Welcome to Maria Arrieta en Vivo Radio Show!

Updated: Feb 17, 2020

"Human beings should not try to dominate nature through chemistry, in the name of progress." Rachel Carson, from her book "Silent Spring", 1962.

Thank you for joining us!

On our first show we gave a brief of what our show is going to be like. We spoke about the meaning of sustainable fashion, the origin of the ecological movement and we also spoke about the UN Sustainable Development Goals which will be the base for everything sustainable we speak about.

One of the achievements of consumerism has been the creation of a sector that moves billions of dollars a year and that, in addition to attracting the consumer without often knowing the consequences of their actions, is having devastating effects on the environment and on a very important part of the societies of the productive countries. In contrast to this unsustainable and unethical paradigm, an updated model called sustainable fashion, has also resurfaced.

Sustainable fashion, slow fashion or eco fashion is a growing philosophy with the goal of creating a system that can be supported indefinitely in terms of the human impact on the environment and social responsibility.



Rachel Louise Carson (May 27, 1907 - April 14, 1964) American biologist, writer and conservationist whose book "Silent Spring" and other writings are credited with advancing the global environmental movement.

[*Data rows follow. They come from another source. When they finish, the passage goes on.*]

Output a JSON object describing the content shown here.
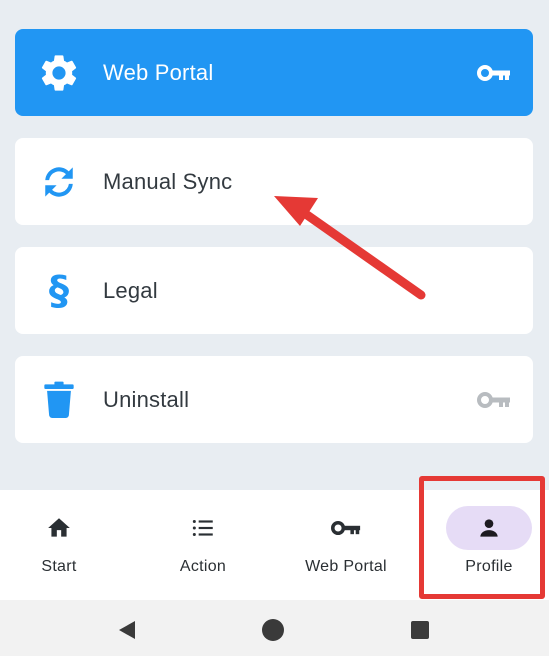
{
  "menu": {
    "items": [
      {
        "label": "Web Portal",
        "icon": "gear-icon",
        "trailing_icon": "key-icon",
        "active": true
      },
      {
        "label": "Manual Sync",
        "icon": "sync-icon"
      },
      {
        "label": "Legal",
        "icon": "section-icon"
      },
      {
        "label": "Uninstall",
        "icon": "trash-icon",
        "trailing_icon": "key-icon"
      }
    ]
  },
  "bottom_nav": {
    "items": [
      {
        "label": "Start",
        "icon": "home-icon"
      },
      {
        "label": "Action",
        "icon": "list-icon"
      },
      {
        "label": "Web Portal",
        "icon": "key-icon"
      },
      {
        "label": "Profile",
        "icon": "person-icon",
        "selected": true
      }
    ]
  },
  "system_nav": {
    "buttons": [
      "back-icon",
      "home-circle-icon",
      "recents-icon"
    ]
  },
  "colors": {
    "accent": "#2196f3",
    "annotation": "#e53935",
    "selected_pill": "#e6dcf6",
    "background": "#e8edf2"
  }
}
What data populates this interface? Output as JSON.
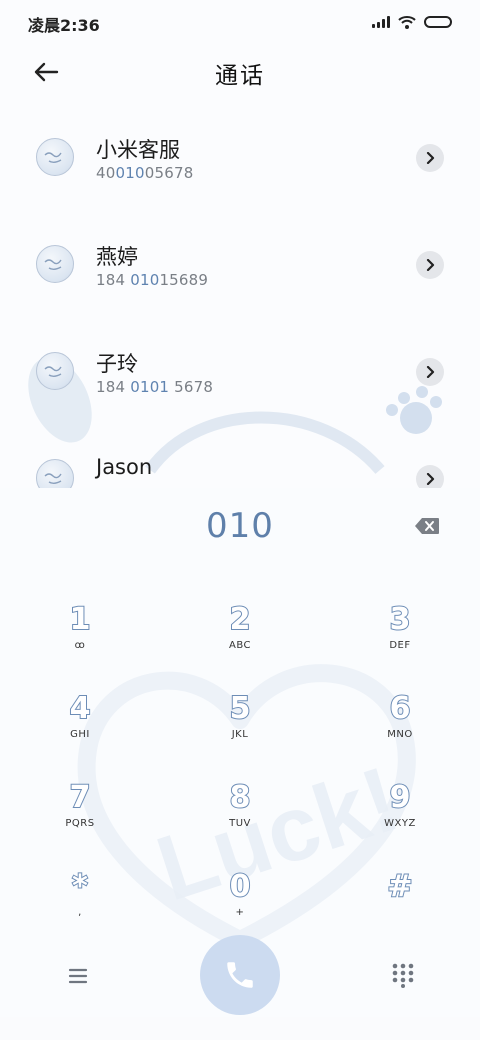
{
  "status_bar": {
    "time": "凌晨2:36"
  },
  "header": {
    "title": "通话"
  },
  "contacts": [
    {
      "name": "小米客服",
      "number_pre": "40",
      "number_hl": "010",
      "number_post": "05678"
    },
    {
      "name": "燕婷",
      "number_pre": "184 ",
      "number_hl": "010",
      "number_post": "15689"
    },
    {
      "name": "子玲",
      "number_pre": "184 ",
      "number_hl": "0101",
      "number_post": " 5678"
    },
    {
      "name": "Jason",
      "number_pre": "",
      "number_hl": "",
      "number_post": ""
    }
  ],
  "dialer": {
    "input": "010",
    "keys": [
      {
        "digit": "1",
        "letters": "ꝏ"
      },
      {
        "digit": "2",
        "letters": "ABC"
      },
      {
        "digit": "3",
        "letters": "DEF"
      },
      {
        "digit": "4",
        "letters": "GHI"
      },
      {
        "digit": "5",
        "letters": "JKL"
      },
      {
        "digit": "6",
        "letters": "MNO"
      },
      {
        "digit": "7",
        "letters": "PQRS"
      },
      {
        "digit": "8",
        "letters": "TUV"
      },
      {
        "digit": "9",
        "letters": "WXYZ"
      },
      {
        "digit": "*",
        "letters": ","
      },
      {
        "digit": "0",
        "letters": "+"
      },
      {
        "digit": "#",
        "letters": ""
      }
    ]
  },
  "background_text": "Luck!",
  "icons": {
    "back": "arrow-left-icon",
    "detail": "chevron-right-icon",
    "backspace": "backspace-icon",
    "call": "phone-icon",
    "menu": "menu-icon",
    "dialpad": "dialpad-icon"
  },
  "colors": {
    "accent": "#5f80aa",
    "call_button": "#ccdbf0"
  }
}
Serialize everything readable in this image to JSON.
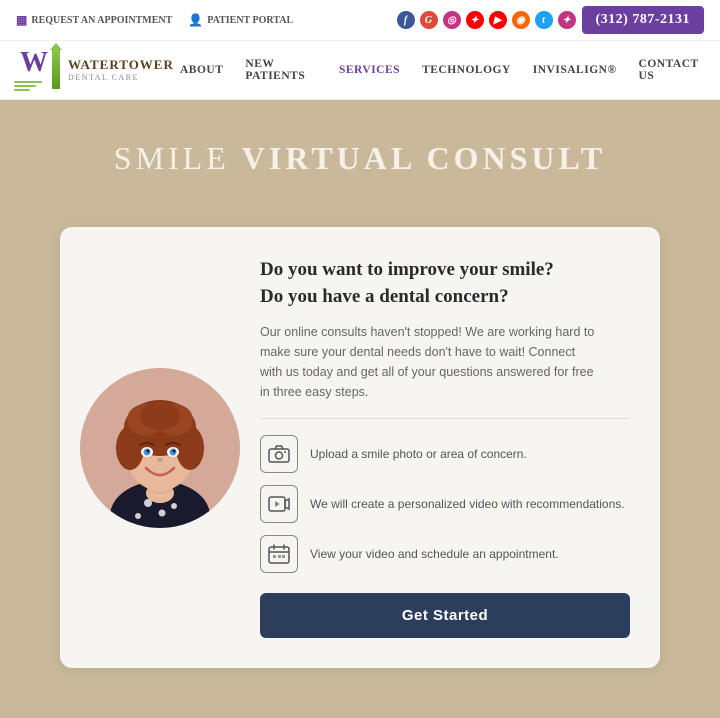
{
  "topbar": {
    "appointment_label": "REQUEST AN APPOINTMENT",
    "portal_label": "PATIENT PORTAL",
    "phone": "(312) 787-2131",
    "socials": [
      "f",
      "G",
      "◎",
      "✿",
      "▶",
      "◉",
      "t",
      "▣"
    ]
  },
  "nav": {
    "logo_name": "WATERTOWER",
    "logo_sub": "DENTAL CARE",
    "links": [
      {
        "label": "ABOUT"
      },
      {
        "label": "NEW PATIENTS"
      },
      {
        "label": "SERVICES"
      },
      {
        "label": "TECHNOLOGY"
      },
      {
        "label": "INVISALIGN®"
      },
      {
        "label": "CONTACT US"
      }
    ]
  },
  "hero": {
    "title_light": "SMILE ",
    "title_bold": "VIRTUAL CONSULT"
  },
  "card": {
    "heading_line1": "Do you want to improve your smile?",
    "heading_line2": "Do you have a dental concern?",
    "description": "Our online consults haven't stopped! We are working hard to make sure your dental needs don't have to wait! Connect with us today and get all of your questions answered for free in three easy steps.",
    "steps": [
      {
        "text": "Upload a smile photo or area of concern."
      },
      {
        "text": "We will create a personalized video with recommendations."
      },
      {
        "text": "View your video and schedule an appointment."
      }
    ],
    "cta_label": "Get Started"
  },
  "colors": {
    "purple": "#6b3fa0",
    "dark_navy": "#2c3e5c",
    "tan_bg": "#c9b99a"
  }
}
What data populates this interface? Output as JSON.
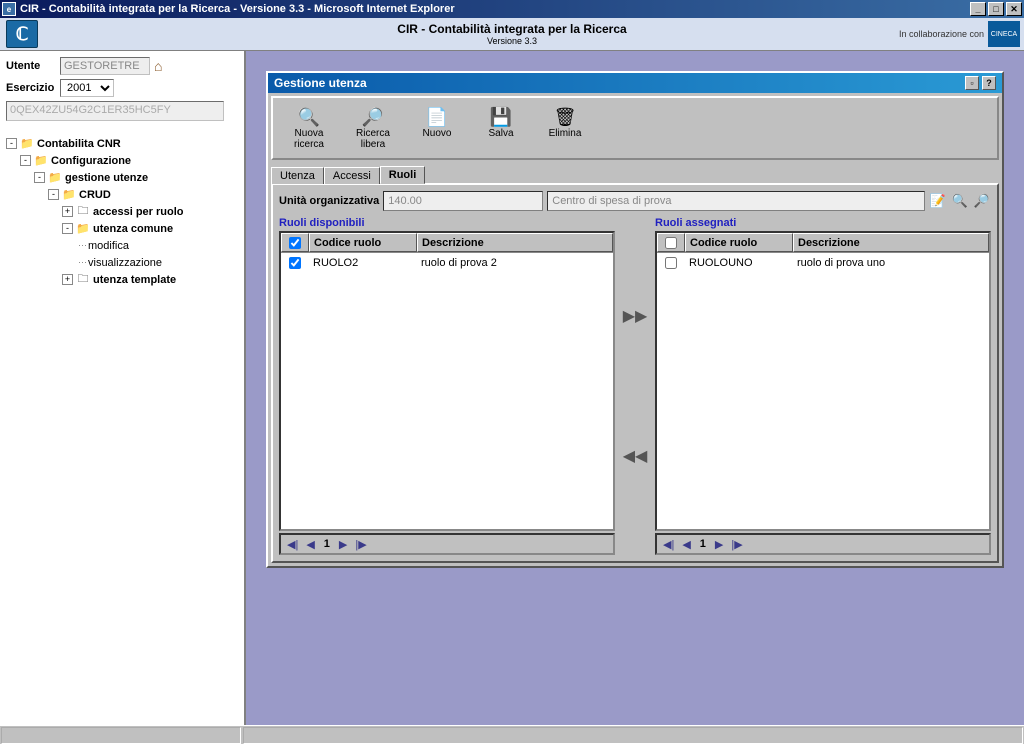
{
  "window": {
    "title": "CIR - Contabilità integrata per la Ricerca - Versione 3.3 - Microsoft Internet Explorer"
  },
  "header": {
    "title": "CIR - Contabilità integrata per la Ricerca",
    "subtitle": "Versione 3.3",
    "collab": "In collaborazione con",
    "partner": "CINECA"
  },
  "sidebar": {
    "user_label": "Utente",
    "user_value": "GESTORETRE",
    "year_label": "Esercizio",
    "year_value": "2001",
    "license": "0QEX42ZU54G2C1ER35HC5FY",
    "tree": [
      {
        "indent": 0,
        "toggle": "-",
        "icon": "📁",
        "label": "Contabilita CNR",
        "bold": true
      },
      {
        "indent": 1,
        "toggle": "-",
        "icon": "📁",
        "label": "Configurazione",
        "bold": true
      },
      {
        "indent": 2,
        "toggle": "-",
        "icon": "📁",
        "label": "gestione utenze",
        "bold": true
      },
      {
        "indent": 3,
        "toggle": "-",
        "icon": "📁",
        "label": "CRUD",
        "bold": true
      },
      {
        "indent": 4,
        "toggle": "+",
        "icon": "🗀",
        "label": "accessi per ruolo",
        "bold": true
      },
      {
        "indent": 4,
        "toggle": "-",
        "icon": "📁",
        "label": "utenza comune",
        "bold": true
      },
      {
        "indent": 5,
        "toggle": "",
        "icon": "",
        "label": "modifica",
        "bold": false
      },
      {
        "indent": 5,
        "toggle": "",
        "icon": "",
        "label": "visualizzazione",
        "bold": false
      },
      {
        "indent": 4,
        "toggle": "+",
        "icon": "🗀",
        "label": "utenza template",
        "bold": true
      }
    ]
  },
  "panel": {
    "title": "Gestione utenza",
    "toolbar": [
      {
        "icon": "🔍",
        "label": "Nuova ricerca"
      },
      {
        "icon": "🔎",
        "label": "Ricerca libera"
      },
      {
        "icon": "📄",
        "label": "Nuovo"
      },
      {
        "icon": "💾",
        "label": "Salva"
      },
      {
        "icon": "🗑",
        "label": "Elimina"
      }
    ],
    "tabs": [
      "Utenza",
      "Accessi",
      "Ruoli"
    ],
    "active_tab": "Ruoli",
    "unit_label": "Unità organizzativa",
    "unit_code": "140.00",
    "unit_desc": "Centro di spesa di prova",
    "available": {
      "title": "Ruoli disponibili",
      "cols": {
        "code": "Codice ruolo",
        "desc": "Descrizione"
      },
      "rows": [
        {
          "checked": true,
          "code": "RUOLO2",
          "desc": "ruolo di prova 2"
        }
      ],
      "page": "1"
    },
    "assigned": {
      "title": "Ruoli assegnati",
      "cols": {
        "code": "Codice ruolo",
        "desc": "Descrizione"
      },
      "rows": [
        {
          "checked": false,
          "code": "RUOLOUNO",
          "desc": "ruolo di prova uno"
        }
      ],
      "page": "1"
    }
  }
}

Carson began her career as an aquatic biologist at the US Office of Fisheries. She became a full-time nature writer in the 1950s. The success she had with the sales of her book in 1951, The Sea Around Us, earned her the US National Book Award. UU., Recognition that gave her great prestige as a writer. Her next book, The Edge of the Sea, and the reissued version of her first book, Under the Sea Wind, were also on the Bestsellers list. This marine trilogy explores all ocean life from the coast to the depths.

In the late 1950s, Carson turned her attention to conservation, specifically to some problems she believed were caused by synthetic pesticides. The result was the book Silent Spring (1962), which brought to light the environmental concerns at unprecedented levels of the American people. Although Silent Spring received fierce opposition from chemical companies, it stimulated a change in the national pesticide policy.

The work and testimony of Rachel Carson was what helped the creation, years after her death, of the United States Environmental Protection Agency, control in the use of DDT and other pesticides, to the celebration of Earth Day, to the laws that were issued in many countries on pesticides, insecticides, fungicides, rodenticides and similar products and the development of the philosophical and political movement that today is known as environmentalism.

Carson was awarded posthumously with the Presidential Medal of Freedom by President Jimmy Carter.

"Silent Spring"

"Human beings should not try to dominate nature through chemistry, in the name of progress." Rachel Carson

Rachel Carson in her book Silent Spring and since 1962 is already talking about the danger that bees run as a result of pesticides. Bees have a vital role in environmental processes, they are indispensable for the pollination of plants. Pollination is the exchange of pollen between flowers and its main reason is to achieve the reproduction of any type of seed and fruit, a fundamental process for the maintenance of life on earth.

At least 70 of the 100 products we eat, are dependent on the work of the bees and the function they fulfill.

You can buy her book here

We also spoke about Jane Fonda and Joaquin Phoenix reusing their clothes as a way to raise awareness about the polluting fashion industry.


And the 40,000 feathers JLO used at the Super Bowl which Versace claims were sourced ethically.

"Finding and collecting feathers that have fallen from birds in nature sounds good, but it is not a viable business model to provide designers with the volume of feathers they demand," says Yvonne Taylor, General Manager of Corporate Projects at PETA in the United Kingdom.

"PETA discovered that every time parts of animals are used in the fashion industry, corners are cut and abuse is common."




Here's where that statement came from:

Dr. Linda Greer is a former senior scientist at the Natural Resources Defense Council and now a world member at the Institute of Public and Environmental Affairs, a Chinese environmental NGO.

She believes that she could be inadvertently responsible for one of the most persistent negative facts about the fashion industry. Years ago, she examined the sources of water pollution in the only province of China that had good government data, the highly industrialized Jiangsu, and discovered that the textile industry was the second most polluting after the chemical industry in that particular province. Hence, she founded the Clean by Design program of the NRDC, which helped increase water and energy efficiency in Chinese textile factories, partly based on this transparent reverse calculation.

At some point in the next decade, the belief that globally, the fashion industry is the second most polluting industry after oil took off, much to her horror. (It continued to circulate even after I debunked it for Racked in 2017.) And better data has never emerged. “Somebody by now should have gone ahead and figured out what’s really true,” she says.